I actually finished this book a couple of days ago, but the last week (and the week before) were murderous, work-wise, so I didn’t have the time and patience to write a review.
Fforde reminds me of Douglas Adams and Terry Prattchett at their best – the same boundless creativity. The difference is that whereas Adams and Prattchett write in the science fiction or fantasy genre, Fforde practices a kind of literary navel-gazing: He writes about the fictional “BookWorld” that exists only in books. In this world, the inhabitants of the books enact the scenes in a book for the readers. An Outlander (from our, “real” world) transfers to a detective novel that is in the process of being written for some holidays; but since she is no ordinary mortal, but a literary detective and member of the JurisFiction (the BookWorld police), she has to manage all kinds of adventures and save the day before she can get her well-deserved rest.

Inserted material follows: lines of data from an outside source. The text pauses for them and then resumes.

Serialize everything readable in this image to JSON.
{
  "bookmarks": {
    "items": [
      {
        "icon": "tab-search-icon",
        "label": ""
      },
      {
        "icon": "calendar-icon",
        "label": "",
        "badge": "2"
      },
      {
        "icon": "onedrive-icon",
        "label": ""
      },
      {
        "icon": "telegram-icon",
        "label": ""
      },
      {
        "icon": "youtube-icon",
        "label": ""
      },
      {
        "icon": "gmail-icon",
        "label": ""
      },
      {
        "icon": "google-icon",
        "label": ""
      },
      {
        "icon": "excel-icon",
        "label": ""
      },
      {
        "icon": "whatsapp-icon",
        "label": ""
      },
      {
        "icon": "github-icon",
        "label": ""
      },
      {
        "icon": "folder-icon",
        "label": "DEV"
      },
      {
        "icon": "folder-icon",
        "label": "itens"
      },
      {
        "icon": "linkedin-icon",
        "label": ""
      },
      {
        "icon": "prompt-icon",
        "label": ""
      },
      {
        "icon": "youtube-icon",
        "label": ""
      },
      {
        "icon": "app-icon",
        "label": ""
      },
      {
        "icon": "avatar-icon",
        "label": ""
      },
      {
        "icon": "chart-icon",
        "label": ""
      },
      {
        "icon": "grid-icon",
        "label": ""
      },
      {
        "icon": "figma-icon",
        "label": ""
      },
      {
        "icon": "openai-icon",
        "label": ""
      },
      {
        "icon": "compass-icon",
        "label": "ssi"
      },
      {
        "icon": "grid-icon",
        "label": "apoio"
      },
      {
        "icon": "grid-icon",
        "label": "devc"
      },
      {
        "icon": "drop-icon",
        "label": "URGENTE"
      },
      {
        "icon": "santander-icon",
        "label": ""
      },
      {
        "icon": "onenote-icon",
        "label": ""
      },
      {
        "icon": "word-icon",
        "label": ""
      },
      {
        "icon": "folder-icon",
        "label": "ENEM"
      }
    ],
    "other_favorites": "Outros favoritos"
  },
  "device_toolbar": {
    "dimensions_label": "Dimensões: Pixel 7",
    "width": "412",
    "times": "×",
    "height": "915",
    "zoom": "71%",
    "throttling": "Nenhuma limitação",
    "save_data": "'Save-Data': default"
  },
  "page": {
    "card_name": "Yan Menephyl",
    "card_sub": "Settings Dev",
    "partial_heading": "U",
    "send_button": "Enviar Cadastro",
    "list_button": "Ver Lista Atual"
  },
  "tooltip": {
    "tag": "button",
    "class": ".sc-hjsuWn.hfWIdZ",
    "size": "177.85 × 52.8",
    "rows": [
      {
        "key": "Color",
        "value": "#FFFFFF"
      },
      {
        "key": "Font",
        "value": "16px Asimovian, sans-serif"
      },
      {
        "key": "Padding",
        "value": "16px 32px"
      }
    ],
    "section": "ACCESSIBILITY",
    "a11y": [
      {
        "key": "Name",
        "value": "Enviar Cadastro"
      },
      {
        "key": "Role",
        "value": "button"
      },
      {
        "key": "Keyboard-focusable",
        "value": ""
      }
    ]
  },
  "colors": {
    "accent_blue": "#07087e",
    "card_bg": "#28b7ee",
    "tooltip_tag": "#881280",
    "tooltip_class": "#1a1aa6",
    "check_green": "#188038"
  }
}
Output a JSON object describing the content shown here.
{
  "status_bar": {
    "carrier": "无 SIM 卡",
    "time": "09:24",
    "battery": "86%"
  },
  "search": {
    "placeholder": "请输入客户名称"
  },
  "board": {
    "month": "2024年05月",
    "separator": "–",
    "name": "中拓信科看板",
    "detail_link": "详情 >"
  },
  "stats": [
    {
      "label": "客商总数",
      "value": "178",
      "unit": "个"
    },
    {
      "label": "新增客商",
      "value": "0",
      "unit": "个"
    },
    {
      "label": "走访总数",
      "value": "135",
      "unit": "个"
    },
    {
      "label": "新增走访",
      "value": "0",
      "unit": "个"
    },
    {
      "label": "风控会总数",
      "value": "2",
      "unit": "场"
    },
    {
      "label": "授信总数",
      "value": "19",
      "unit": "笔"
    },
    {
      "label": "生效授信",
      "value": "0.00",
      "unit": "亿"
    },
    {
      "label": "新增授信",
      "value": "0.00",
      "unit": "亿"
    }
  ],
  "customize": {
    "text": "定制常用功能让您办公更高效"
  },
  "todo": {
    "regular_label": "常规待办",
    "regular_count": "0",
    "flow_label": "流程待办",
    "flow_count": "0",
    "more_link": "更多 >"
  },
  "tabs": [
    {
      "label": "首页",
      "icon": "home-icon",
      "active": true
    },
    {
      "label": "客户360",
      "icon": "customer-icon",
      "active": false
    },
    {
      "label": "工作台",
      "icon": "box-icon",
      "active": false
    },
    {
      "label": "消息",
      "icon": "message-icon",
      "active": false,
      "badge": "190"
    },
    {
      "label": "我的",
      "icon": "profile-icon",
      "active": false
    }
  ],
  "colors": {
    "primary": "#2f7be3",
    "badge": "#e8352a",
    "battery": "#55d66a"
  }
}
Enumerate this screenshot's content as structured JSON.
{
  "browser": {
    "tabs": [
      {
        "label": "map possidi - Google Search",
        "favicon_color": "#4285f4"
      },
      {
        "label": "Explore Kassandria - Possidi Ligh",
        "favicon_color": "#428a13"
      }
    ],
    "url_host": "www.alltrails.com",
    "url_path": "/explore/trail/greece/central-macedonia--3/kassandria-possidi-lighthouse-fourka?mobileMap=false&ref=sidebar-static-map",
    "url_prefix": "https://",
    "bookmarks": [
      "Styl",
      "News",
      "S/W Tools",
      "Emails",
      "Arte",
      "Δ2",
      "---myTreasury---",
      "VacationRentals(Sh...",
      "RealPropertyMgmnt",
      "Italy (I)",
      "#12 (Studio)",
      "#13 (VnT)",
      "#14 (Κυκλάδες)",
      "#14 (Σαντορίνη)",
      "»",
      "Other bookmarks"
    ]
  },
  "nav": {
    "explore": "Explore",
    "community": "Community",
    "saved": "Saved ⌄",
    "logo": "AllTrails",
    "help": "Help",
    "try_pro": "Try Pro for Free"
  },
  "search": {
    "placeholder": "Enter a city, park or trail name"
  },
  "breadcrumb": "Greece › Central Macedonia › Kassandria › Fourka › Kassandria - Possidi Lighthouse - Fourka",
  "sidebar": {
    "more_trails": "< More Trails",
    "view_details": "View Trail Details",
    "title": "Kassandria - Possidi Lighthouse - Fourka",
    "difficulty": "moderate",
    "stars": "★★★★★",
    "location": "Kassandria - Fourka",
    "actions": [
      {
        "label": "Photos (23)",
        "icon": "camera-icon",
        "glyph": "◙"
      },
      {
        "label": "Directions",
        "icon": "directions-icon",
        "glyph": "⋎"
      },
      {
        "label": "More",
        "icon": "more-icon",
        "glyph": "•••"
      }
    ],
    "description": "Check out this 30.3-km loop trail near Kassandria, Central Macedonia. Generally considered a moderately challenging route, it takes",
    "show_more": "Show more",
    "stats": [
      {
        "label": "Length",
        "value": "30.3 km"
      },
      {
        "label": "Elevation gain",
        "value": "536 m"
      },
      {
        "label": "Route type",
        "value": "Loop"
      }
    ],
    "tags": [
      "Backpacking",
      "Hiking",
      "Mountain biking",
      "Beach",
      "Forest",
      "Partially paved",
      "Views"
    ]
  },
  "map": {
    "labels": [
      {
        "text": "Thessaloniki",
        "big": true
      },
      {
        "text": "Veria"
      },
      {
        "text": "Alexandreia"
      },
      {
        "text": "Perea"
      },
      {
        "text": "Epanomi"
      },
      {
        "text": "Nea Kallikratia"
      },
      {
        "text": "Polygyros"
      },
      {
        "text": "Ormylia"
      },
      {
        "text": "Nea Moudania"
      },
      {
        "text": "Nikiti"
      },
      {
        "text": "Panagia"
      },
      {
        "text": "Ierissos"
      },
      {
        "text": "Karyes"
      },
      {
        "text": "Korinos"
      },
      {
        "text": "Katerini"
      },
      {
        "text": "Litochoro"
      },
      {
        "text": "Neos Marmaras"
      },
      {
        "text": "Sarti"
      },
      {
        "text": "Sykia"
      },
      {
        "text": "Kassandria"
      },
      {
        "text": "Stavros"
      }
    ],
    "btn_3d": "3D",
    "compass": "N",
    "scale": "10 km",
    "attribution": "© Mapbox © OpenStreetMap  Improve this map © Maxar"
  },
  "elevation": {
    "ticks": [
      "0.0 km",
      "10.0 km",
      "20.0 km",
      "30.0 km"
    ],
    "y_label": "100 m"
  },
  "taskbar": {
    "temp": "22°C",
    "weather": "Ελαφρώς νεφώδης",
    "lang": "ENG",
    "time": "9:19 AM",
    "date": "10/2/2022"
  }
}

The book is the third in a series, but the story didn’t depend crucially on the events of the first two books. The BookWorld is wonderfully described, and the author is very inventive as regards the details of life inside a book. Numerous characters make guest appearances, for example Heathcliff from Wuthering Heights, Falstaff, the Cheshire Cat, the Red Queen from Alice in Wonderland.
I think I’ll go to the bookstore on monday to get the other two books in the series.